▶ _Records from a collection_
☆ ☆ ☆

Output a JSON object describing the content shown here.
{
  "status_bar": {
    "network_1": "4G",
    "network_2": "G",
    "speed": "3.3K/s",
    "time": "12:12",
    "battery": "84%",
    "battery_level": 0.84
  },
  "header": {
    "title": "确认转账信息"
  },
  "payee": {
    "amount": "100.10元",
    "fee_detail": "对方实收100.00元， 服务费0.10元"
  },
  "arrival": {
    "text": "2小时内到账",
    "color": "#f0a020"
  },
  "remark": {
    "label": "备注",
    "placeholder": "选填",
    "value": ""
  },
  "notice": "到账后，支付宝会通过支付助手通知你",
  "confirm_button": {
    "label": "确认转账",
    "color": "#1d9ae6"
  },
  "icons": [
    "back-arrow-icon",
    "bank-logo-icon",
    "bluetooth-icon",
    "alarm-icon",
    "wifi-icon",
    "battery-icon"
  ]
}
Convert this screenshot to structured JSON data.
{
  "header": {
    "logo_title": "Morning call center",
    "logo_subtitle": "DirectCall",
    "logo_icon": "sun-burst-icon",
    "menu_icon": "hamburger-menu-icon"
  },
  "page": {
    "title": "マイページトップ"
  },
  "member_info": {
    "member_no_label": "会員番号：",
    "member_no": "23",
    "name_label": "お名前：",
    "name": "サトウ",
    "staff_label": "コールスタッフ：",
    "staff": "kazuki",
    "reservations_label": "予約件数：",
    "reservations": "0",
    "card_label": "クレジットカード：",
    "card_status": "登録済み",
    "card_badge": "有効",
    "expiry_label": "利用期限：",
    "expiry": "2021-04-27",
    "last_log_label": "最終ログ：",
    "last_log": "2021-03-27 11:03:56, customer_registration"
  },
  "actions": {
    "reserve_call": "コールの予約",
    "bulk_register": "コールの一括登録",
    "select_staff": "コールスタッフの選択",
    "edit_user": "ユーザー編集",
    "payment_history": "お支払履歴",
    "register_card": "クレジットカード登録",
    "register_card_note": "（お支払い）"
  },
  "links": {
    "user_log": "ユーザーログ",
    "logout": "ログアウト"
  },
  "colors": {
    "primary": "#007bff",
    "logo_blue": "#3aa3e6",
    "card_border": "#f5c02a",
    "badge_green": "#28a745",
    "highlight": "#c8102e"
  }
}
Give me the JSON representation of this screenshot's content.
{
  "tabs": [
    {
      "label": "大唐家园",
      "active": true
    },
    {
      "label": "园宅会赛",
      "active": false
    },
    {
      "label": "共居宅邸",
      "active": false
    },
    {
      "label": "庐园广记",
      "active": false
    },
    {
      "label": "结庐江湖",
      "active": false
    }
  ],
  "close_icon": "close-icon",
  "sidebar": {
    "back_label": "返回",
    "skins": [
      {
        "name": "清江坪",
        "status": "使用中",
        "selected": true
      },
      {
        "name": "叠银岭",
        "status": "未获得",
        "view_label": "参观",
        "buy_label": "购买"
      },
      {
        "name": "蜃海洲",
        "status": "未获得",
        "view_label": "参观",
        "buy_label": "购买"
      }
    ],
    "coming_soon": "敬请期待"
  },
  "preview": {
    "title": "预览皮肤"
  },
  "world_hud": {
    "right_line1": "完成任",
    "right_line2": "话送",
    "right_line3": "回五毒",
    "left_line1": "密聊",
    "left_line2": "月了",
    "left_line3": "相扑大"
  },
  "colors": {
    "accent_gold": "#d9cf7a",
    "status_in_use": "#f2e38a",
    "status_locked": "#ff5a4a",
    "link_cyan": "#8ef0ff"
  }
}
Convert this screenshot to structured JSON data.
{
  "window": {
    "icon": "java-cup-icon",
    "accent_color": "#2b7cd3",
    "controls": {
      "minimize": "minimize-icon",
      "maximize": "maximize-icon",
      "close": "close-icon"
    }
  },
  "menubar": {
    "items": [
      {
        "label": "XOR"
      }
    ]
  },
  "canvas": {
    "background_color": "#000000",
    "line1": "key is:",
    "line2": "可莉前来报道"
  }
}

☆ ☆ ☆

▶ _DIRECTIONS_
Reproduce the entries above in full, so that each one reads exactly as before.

▶ _RESPONSE AREA_
Output a JSON object describing the content shown here.
{
  "status_bar": {
    "network_1": "4G",
    "network_2": "G",
    "speed": "3.3K/s",
    "time": "12:12",
    "battery": "84%",
    "battery_level": 0.84
  },
  "header": {
    "title": "确认转账信息"
  },
  "payee": {
    "amount": "100.10元",
    "fee_detail": "对方实收100.00元， 服务费0.10元"
  },
  "arrival": {
    "text": "2小时内到账",
    "color": "#f0a020"
  },
  "remark": {
    "label": "备注",
    "placeholder": "选填",
    "value": ""
  },
  "notice": "到账后，支付宝会通过支付助手通知你",
  "confirm_button": {
    "label": "确认转账",
    "color": "#1d9ae6"
  },
  "icons": [
    "back-arrow-icon",
    "bank-logo-icon",
    "bluetooth-icon",
    "alarm-icon",
    "wifi-icon",
    "battery-icon"
  ]
}
Convert this screenshot to structured JSON data.
{
  "header": {
    "logo_title": "Morning call center",
    "logo_subtitle": "DirectCall",
    "logo_icon": "sun-burst-icon",
    "menu_icon": "hamburger-menu-icon"
  },
  "page": {
    "title": "マイページトップ"
  },
  "member_info": {
    "member_no_label": "会員番号：",
    "member_no": "23",
    "name_label": "お名前：",
    "name": "サトウ",
    "staff_label": "コールスタッフ：",
    "staff": "kazuki",
    "reservations_label": "予約件数：",
    "reservations": "0",
    "card_label": "クレジットカード：",
    "card_status": "登録済み",
    "card_badge": "有効",
    "expiry_label": "利用期限：",
    "expiry": "2021-04-27",
    "last_log_label": "最終ログ：",
    "last_log": "2021-03-27 11:03:56, customer_registration"
  },
  "actions": {
    "reserve_call": "コールの予約",
    "bulk_register": "コールの一括登録",
    "select_staff": "コールスタッフの選択",
    "edit_user": "ユーザー編集",
    "payment_history": "お支払履歴",
    "register_card": "クレジットカード登録",
    "register_card_note": "（お支払い）"
  },
  "links": {
    "user_log": "ユーザーログ",
    "logout": "ログアウト"
  },
  "colors": {
    "primary": "#007bff",
    "logo_blue": "#3aa3e6",
    "card_border": "#f5c02a",
    "badge_green": "#28a745",
    "highlight": "#c8102e"
  }
}
Give me the JSON representation of this screenshot's content.
{
  "tabs": [
    {
      "label": "大唐家园",
      "active": true
    },
    {
      "label": "园宅会赛",
      "active": false
    },
    {
      "label": "共居宅邸",
      "active": false
    },
    {
      "label": "庐园广记",
      "active": false
    },
    {
      "label": "结庐江湖",
      "active": false
    }
  ],
  "close_icon": "close-icon",
  "sidebar": {
    "back_label": "返回",
    "skins": [
      {
        "name": "清江坪",
        "status": "使用中",
        "selected": true
      },
      {
        "name": "叠银岭",
        "status": "未获得",
        "view_label": "参观",
        "buy_label": "购买"
      },
      {
        "name": "蜃海洲",
        "status": "未获得",
        "view_label": "参观",
        "buy_label": "购买"
      }
    ],
    "coming_soon": "敬请期待"
  },
  "preview": {
    "title": "预览皮肤"
  },
  "world_hud": {
    "right_line1": "完成任",
    "right_line2": "话送",
    "right_line3": "回五毒",
    "left_line1": "密聊",
    "left_line2": "月了",
    "left_line3": "相扑大"
  },
  "colors": {
    "accent_gold": "#d9cf7a",
    "status_in_use": "#f2e38a",
    "status_locked": "#ff5a4a",
    "link_cyan": "#8ef0ff"
  }
}
Convert this screenshot to structured JSON data.
{
  "window": {
    "icon": "java-cup-icon",
    "accent_color": "#2b7cd3",
    "controls": {
      "minimize": "minimize-icon",
      "maximize": "maximize-icon",
      "close": "close-icon"
    }
  },
  "menubar": {
    "items": [
      {
        "label": "XOR"
      }
    ]
  },
  "canvas": {
    "background_color": "#000000",
    "line1": "key is:",
    "line2": "可莉前来报道"
  }
}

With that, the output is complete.